The Colorado River stretches off to the horizon as you enter Zuni Corridor.
Side canyons split off from the main canyon, and flat-topped buttes are everywhere. Some of them are reporting points - all pilots in the corridors monitor the sector frequency (120.05, in this case) and announce their ID and altitude (and color/number route, for tour operators) when they hit a reporting point.
After passing through the Zuni Corridor, I followed the Colorado eastward to the confluence of the Colorado and Little Colorado rivers.
This is the confluence of the muddy Little Colorado and the clearer Colorado - the muddy water remains separate for quite a way downriver.
From the confluence, I followed the Colorado northward into the Marble Canyon Sector. This sector has an 8,000 foot ceiling for tour operators, so I was able to descend down to 8,500 to stay above the sector boundary.
The canyon is much narrower in the Marble Canyon Sector than in the main part of the National Park to the south.

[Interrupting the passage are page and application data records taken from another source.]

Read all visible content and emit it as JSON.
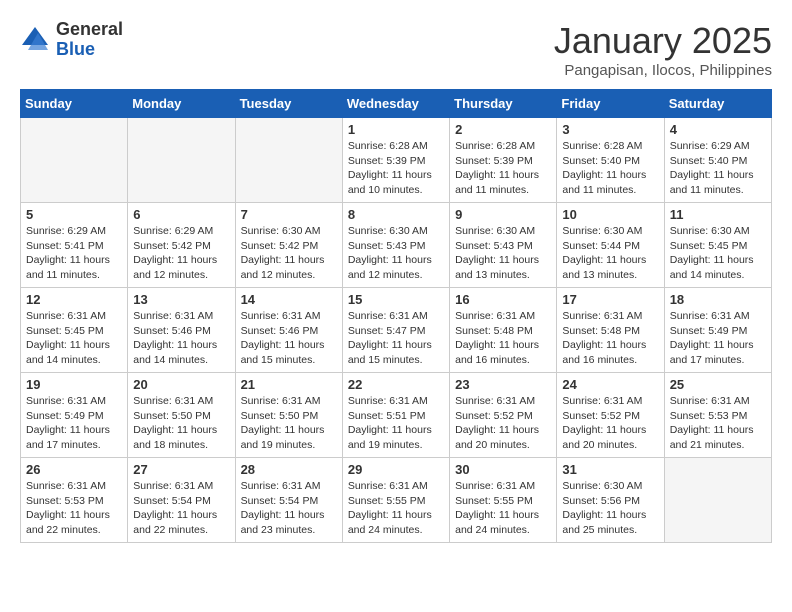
{
  "logo": {
    "general": "General",
    "blue": "Blue"
  },
  "header": {
    "title": "January 2025",
    "subtitle": "Pangapisan, Ilocos, Philippines"
  },
  "weekdays": [
    "Sunday",
    "Monday",
    "Tuesday",
    "Wednesday",
    "Thursday",
    "Friday",
    "Saturday"
  ],
  "weeks": [
    [
      {
        "day": "",
        "info": ""
      },
      {
        "day": "",
        "info": ""
      },
      {
        "day": "",
        "info": ""
      },
      {
        "day": "1",
        "sunrise": "6:28 AM",
        "sunset": "5:39 PM",
        "daylight": "11 hours and 10 minutes."
      },
      {
        "day": "2",
        "sunrise": "6:28 AM",
        "sunset": "5:39 PM",
        "daylight": "11 hours and 11 minutes."
      },
      {
        "day": "3",
        "sunrise": "6:28 AM",
        "sunset": "5:40 PM",
        "daylight": "11 hours and 11 minutes."
      },
      {
        "day": "4",
        "sunrise": "6:29 AM",
        "sunset": "5:40 PM",
        "daylight": "11 hours and 11 minutes."
      }
    ],
    [
      {
        "day": "5",
        "sunrise": "6:29 AM",
        "sunset": "5:41 PM",
        "daylight": "11 hours and 11 minutes."
      },
      {
        "day": "6",
        "sunrise": "6:29 AM",
        "sunset": "5:42 PM",
        "daylight": "11 hours and 12 minutes."
      },
      {
        "day": "7",
        "sunrise": "6:30 AM",
        "sunset": "5:42 PM",
        "daylight": "11 hours and 12 minutes."
      },
      {
        "day": "8",
        "sunrise": "6:30 AM",
        "sunset": "5:43 PM",
        "daylight": "11 hours and 12 minutes."
      },
      {
        "day": "9",
        "sunrise": "6:30 AM",
        "sunset": "5:43 PM",
        "daylight": "11 hours and 13 minutes."
      },
      {
        "day": "10",
        "sunrise": "6:30 AM",
        "sunset": "5:44 PM",
        "daylight": "11 hours and 13 minutes."
      },
      {
        "day": "11",
        "sunrise": "6:30 AM",
        "sunset": "5:45 PM",
        "daylight": "11 hours and 14 minutes."
      }
    ],
    [
      {
        "day": "12",
        "sunrise": "6:31 AM",
        "sunset": "5:45 PM",
        "daylight": "11 hours and 14 minutes."
      },
      {
        "day": "13",
        "sunrise": "6:31 AM",
        "sunset": "5:46 PM",
        "daylight": "11 hours and 14 minutes."
      },
      {
        "day": "14",
        "sunrise": "6:31 AM",
        "sunset": "5:46 PM",
        "daylight": "11 hours and 15 minutes."
      },
      {
        "day": "15",
        "sunrise": "6:31 AM",
        "sunset": "5:47 PM",
        "daylight": "11 hours and 15 minutes."
      },
      {
        "day": "16",
        "sunrise": "6:31 AM",
        "sunset": "5:48 PM",
        "daylight": "11 hours and 16 minutes."
      },
      {
        "day": "17",
        "sunrise": "6:31 AM",
        "sunset": "5:48 PM",
        "daylight": "11 hours and 16 minutes."
      },
      {
        "day": "18",
        "sunrise": "6:31 AM",
        "sunset": "5:49 PM",
        "daylight": "11 hours and 17 minutes."
      }
    ],
    [
      {
        "day": "19",
        "sunrise": "6:31 AM",
        "sunset": "5:49 PM",
        "daylight": "11 hours and 17 minutes."
      },
      {
        "day": "20",
        "sunrise": "6:31 AM",
        "sunset": "5:50 PM",
        "daylight": "11 hours and 18 minutes."
      },
      {
        "day": "21",
        "sunrise": "6:31 AM",
        "sunset": "5:50 PM",
        "daylight": "11 hours and 19 minutes."
      },
      {
        "day": "22",
        "sunrise": "6:31 AM",
        "sunset": "5:51 PM",
        "daylight": "11 hours and 19 minutes."
      },
      {
        "day": "23",
        "sunrise": "6:31 AM",
        "sunset": "5:52 PM",
        "daylight": "11 hours and 20 minutes."
      },
      {
        "day": "24",
        "sunrise": "6:31 AM",
        "sunset": "5:52 PM",
        "daylight": "11 hours and 20 minutes."
      },
      {
        "day": "25",
        "sunrise": "6:31 AM",
        "sunset": "5:53 PM",
        "daylight": "11 hours and 21 minutes."
      }
    ],
    [
      {
        "day": "26",
        "sunrise": "6:31 AM",
        "sunset": "5:53 PM",
        "daylight": "11 hours and 22 minutes."
      },
      {
        "day": "27",
        "sunrise": "6:31 AM",
        "sunset": "5:54 PM",
        "daylight": "11 hours and 22 minutes."
      },
      {
        "day": "28",
        "sunrise": "6:31 AM",
        "sunset": "5:54 PM",
        "daylight": "11 hours and 23 minutes."
      },
      {
        "day": "29",
        "sunrise": "6:31 AM",
        "sunset": "5:55 PM",
        "daylight": "11 hours and 24 minutes."
      },
      {
        "day": "30",
        "sunrise": "6:31 AM",
        "sunset": "5:55 PM",
        "daylight": "11 hours and 24 minutes."
      },
      {
        "day": "31",
        "sunrise": "6:30 AM",
        "sunset": "5:56 PM",
        "daylight": "11 hours and 25 minutes."
      },
      {
        "day": "",
        "info": ""
      }
    ]
  ],
  "labels": {
    "sunrise": "Sunrise:",
    "sunset": "Sunset:",
    "daylight": "Daylight:"
  }
}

Marble Canyon Airport L41 is a 3,700 foot runway, 35 feet wide, at 3,600 feet elevation. It's located at the northern end of the Marble Canyon Sector, which poses a bit of complication, since you are only allowed to descend to the airport when you're within three miles - which means losing 5,000 feet in altitude in three miles. I flew a sort of really high upwind, descending through crosswind (picture below) down to pattern altitude by midfield downwind. The winds at L41 weren't as bad as they were at KGCN, only about 10 knots straight down runway 3.
Everything went smoothly, and less than an hour after leaving KGCN I landed at L41 Marble Canyon Airport, across the street from the Marble Canyon Lodge.
Once I'd tied down and checked in at the Lodge, I walked over to Navajo Bridge and into Marble Canyon. I'll finish this post with a few pictures from the hike.
My last picture is another HDR-processed image, combined from five pictures taken at one-stop exposure intervals.